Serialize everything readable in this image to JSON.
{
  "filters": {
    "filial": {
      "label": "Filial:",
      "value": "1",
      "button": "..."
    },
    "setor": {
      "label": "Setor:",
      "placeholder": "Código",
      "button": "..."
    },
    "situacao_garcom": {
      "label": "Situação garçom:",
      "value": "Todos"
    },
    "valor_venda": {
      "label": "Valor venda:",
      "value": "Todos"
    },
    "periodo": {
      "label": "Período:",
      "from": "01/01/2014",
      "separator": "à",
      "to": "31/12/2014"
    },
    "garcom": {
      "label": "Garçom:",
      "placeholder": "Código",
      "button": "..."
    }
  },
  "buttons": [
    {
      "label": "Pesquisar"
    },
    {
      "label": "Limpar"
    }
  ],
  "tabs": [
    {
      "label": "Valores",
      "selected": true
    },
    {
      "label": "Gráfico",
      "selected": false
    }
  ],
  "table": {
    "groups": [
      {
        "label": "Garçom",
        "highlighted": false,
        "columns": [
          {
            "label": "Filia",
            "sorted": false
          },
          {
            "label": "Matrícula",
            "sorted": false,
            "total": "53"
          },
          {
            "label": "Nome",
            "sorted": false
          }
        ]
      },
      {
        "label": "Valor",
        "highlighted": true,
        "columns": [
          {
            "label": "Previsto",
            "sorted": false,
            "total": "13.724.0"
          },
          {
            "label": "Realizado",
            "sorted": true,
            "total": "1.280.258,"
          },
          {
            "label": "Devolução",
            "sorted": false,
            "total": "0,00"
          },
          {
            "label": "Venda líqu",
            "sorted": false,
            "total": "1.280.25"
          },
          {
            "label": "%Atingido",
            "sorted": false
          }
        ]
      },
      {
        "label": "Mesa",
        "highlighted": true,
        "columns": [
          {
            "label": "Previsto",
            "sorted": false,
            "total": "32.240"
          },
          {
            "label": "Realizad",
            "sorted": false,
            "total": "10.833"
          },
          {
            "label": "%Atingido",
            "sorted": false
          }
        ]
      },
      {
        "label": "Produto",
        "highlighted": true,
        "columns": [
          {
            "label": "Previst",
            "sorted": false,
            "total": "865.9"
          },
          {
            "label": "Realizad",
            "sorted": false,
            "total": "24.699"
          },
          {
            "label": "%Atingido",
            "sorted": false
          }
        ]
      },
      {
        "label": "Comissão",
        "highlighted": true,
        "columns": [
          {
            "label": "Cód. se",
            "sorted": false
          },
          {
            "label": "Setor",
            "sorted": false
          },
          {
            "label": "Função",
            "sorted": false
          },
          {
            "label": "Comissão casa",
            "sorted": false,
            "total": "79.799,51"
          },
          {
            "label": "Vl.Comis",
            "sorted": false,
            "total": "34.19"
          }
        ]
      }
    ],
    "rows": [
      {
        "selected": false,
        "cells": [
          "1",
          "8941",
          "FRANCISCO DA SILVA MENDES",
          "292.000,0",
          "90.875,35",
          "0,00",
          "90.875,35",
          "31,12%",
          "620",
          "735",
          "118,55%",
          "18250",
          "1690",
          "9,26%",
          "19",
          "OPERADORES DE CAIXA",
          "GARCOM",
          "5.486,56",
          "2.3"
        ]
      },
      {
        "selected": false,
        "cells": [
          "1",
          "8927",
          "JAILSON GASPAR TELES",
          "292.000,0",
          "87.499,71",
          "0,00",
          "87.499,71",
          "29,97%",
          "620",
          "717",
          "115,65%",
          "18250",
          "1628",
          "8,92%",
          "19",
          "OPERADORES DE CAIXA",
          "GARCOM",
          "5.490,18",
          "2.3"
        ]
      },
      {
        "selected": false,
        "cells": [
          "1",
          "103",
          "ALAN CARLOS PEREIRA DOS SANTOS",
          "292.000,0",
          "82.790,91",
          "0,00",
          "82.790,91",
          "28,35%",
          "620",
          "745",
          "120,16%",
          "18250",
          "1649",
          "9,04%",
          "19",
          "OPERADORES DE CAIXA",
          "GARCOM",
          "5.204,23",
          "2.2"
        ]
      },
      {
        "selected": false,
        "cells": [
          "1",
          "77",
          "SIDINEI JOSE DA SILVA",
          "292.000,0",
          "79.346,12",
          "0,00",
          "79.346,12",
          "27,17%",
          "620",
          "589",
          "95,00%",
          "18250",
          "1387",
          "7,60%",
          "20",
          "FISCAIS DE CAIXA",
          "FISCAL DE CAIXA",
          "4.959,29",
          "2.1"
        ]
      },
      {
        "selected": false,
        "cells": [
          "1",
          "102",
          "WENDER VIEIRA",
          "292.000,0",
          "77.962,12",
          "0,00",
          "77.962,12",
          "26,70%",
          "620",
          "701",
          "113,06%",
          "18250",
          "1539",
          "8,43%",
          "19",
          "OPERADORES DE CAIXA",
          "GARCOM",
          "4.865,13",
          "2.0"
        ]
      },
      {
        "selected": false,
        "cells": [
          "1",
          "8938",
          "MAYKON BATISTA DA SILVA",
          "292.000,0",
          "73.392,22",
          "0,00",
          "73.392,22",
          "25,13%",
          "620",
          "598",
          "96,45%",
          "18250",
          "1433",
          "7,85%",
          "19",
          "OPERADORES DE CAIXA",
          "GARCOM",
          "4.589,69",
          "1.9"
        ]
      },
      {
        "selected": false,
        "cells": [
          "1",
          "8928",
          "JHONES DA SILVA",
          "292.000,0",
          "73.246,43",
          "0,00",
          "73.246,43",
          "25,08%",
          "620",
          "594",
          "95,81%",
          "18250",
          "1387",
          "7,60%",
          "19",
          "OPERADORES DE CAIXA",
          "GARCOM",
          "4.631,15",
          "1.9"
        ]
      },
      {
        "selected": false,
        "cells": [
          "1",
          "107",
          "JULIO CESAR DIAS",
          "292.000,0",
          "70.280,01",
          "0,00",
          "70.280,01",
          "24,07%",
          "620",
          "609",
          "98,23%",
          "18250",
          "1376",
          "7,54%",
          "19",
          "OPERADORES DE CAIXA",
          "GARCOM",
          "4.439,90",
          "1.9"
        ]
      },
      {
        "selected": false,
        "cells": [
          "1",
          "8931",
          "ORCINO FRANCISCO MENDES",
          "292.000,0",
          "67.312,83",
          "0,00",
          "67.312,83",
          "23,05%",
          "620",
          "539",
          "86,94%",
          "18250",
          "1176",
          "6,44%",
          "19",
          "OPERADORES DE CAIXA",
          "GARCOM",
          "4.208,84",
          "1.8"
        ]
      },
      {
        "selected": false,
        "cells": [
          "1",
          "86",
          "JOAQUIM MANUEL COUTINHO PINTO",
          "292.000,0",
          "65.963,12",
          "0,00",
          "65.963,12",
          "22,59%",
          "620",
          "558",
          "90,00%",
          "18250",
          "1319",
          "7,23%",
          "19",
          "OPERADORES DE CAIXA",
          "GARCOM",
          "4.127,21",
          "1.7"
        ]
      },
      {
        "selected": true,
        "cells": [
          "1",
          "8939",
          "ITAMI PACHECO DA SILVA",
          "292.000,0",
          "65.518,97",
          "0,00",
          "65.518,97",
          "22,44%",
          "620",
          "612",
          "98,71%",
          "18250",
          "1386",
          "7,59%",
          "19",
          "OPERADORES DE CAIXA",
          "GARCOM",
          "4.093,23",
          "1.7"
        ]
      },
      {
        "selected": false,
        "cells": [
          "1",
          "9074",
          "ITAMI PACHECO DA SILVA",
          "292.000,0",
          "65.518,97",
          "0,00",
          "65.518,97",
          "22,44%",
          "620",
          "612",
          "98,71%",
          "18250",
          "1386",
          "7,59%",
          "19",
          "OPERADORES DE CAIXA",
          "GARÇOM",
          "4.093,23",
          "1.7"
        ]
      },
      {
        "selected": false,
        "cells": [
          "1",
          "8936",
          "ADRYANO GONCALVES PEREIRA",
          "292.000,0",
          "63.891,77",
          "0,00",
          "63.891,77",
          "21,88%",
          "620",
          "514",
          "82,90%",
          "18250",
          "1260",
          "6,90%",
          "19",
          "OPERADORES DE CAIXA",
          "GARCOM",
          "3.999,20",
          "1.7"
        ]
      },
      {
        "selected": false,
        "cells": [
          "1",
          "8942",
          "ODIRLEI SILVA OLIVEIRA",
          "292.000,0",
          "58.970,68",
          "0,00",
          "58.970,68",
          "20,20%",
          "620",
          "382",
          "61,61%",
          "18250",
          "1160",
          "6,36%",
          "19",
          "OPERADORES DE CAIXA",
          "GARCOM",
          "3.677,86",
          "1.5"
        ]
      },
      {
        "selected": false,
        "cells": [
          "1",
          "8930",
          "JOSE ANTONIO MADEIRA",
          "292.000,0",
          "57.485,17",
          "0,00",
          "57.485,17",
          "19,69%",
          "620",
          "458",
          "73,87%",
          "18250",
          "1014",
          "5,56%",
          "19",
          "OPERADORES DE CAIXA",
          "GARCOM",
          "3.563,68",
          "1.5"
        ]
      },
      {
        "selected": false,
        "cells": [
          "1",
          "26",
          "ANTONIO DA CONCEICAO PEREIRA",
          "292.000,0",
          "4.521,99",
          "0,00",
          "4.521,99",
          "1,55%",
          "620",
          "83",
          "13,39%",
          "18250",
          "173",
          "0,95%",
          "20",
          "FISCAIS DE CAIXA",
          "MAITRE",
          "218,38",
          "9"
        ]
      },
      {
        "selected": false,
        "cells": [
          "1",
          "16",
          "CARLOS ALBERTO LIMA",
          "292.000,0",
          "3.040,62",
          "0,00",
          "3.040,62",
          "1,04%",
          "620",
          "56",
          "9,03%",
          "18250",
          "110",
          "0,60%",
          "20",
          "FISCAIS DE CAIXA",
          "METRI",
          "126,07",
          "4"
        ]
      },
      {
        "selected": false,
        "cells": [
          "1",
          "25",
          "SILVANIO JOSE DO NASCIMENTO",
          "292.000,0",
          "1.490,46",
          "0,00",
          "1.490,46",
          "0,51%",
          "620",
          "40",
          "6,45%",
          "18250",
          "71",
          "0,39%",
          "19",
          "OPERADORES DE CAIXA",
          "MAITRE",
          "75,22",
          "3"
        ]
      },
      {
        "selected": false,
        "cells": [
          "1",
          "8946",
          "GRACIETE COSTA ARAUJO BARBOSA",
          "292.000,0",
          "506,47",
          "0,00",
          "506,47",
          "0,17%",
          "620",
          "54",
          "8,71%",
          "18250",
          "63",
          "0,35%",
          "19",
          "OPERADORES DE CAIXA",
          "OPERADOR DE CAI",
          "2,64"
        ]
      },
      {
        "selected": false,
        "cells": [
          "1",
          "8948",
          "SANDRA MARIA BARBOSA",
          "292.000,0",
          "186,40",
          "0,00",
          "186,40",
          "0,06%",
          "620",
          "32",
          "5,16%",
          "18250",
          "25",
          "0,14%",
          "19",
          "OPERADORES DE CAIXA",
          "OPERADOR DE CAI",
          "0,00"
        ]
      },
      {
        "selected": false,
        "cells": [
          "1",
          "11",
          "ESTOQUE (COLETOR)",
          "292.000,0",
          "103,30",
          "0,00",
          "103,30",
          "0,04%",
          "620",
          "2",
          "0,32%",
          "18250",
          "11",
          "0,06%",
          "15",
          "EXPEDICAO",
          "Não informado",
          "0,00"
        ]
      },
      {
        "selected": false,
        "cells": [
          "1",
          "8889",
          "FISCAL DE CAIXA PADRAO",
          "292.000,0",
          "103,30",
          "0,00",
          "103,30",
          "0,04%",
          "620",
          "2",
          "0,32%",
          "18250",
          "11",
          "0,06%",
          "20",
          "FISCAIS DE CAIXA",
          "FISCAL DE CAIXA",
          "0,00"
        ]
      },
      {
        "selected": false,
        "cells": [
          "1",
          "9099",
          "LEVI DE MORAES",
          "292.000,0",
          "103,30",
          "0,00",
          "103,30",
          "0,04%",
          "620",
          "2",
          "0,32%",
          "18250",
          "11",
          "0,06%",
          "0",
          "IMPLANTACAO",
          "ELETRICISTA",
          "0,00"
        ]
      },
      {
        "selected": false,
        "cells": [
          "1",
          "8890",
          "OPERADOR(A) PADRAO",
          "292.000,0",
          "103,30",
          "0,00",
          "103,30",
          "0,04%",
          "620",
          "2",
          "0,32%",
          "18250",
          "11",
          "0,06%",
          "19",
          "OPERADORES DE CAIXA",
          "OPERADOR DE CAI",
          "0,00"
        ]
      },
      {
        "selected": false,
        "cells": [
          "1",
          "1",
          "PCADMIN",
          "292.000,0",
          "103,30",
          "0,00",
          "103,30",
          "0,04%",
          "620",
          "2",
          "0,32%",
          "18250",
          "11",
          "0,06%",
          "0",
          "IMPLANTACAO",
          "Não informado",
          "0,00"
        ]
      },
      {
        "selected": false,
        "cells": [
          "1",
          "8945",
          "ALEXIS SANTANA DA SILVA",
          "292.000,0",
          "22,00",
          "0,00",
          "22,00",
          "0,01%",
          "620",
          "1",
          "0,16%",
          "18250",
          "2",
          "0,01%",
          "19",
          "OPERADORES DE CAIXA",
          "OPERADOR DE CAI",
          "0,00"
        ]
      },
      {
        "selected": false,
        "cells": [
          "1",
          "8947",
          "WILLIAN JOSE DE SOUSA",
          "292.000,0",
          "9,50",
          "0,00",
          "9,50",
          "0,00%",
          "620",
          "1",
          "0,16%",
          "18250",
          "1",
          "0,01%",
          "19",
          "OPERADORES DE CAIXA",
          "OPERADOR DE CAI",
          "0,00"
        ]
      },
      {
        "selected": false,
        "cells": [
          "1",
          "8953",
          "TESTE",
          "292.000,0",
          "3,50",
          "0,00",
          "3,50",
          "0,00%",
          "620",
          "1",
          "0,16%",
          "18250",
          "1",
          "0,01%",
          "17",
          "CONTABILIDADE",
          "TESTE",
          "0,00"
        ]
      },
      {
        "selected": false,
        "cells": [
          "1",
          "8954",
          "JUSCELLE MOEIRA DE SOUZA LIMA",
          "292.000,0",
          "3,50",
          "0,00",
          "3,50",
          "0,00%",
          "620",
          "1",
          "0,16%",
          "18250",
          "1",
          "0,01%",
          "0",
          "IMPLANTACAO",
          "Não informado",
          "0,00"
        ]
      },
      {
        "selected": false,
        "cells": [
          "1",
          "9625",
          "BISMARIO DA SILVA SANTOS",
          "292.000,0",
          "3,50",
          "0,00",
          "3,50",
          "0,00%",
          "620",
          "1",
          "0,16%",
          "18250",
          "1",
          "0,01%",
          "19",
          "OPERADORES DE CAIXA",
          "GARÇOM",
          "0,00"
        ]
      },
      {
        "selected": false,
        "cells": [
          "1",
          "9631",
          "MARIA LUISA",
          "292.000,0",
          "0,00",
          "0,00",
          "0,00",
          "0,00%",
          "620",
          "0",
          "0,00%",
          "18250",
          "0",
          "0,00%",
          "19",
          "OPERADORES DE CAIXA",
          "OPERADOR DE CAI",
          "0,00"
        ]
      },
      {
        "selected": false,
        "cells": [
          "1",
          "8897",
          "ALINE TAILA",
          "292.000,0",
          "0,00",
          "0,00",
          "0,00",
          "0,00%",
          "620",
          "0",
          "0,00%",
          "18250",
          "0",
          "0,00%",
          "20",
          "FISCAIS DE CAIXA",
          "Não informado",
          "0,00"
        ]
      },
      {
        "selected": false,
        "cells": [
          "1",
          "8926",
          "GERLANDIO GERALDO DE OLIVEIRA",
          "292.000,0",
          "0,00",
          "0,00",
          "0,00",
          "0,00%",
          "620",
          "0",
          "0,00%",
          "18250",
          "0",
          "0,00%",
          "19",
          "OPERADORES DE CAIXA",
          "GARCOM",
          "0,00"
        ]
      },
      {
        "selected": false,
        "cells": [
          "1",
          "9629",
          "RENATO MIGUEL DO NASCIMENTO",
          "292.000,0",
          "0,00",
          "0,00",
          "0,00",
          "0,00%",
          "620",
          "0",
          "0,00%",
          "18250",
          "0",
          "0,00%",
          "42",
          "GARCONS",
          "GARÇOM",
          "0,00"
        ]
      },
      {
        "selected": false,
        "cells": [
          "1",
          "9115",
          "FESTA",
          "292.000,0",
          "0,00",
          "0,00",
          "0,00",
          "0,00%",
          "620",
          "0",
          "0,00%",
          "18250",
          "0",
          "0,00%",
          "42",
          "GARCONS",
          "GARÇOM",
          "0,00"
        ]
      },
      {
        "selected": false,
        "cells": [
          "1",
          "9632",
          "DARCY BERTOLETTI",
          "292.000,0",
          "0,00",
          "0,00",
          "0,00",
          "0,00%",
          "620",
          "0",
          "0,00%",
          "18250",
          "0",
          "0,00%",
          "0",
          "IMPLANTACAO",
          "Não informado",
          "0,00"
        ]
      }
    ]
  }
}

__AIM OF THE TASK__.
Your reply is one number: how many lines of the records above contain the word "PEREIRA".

__TASK ANSWER__.
3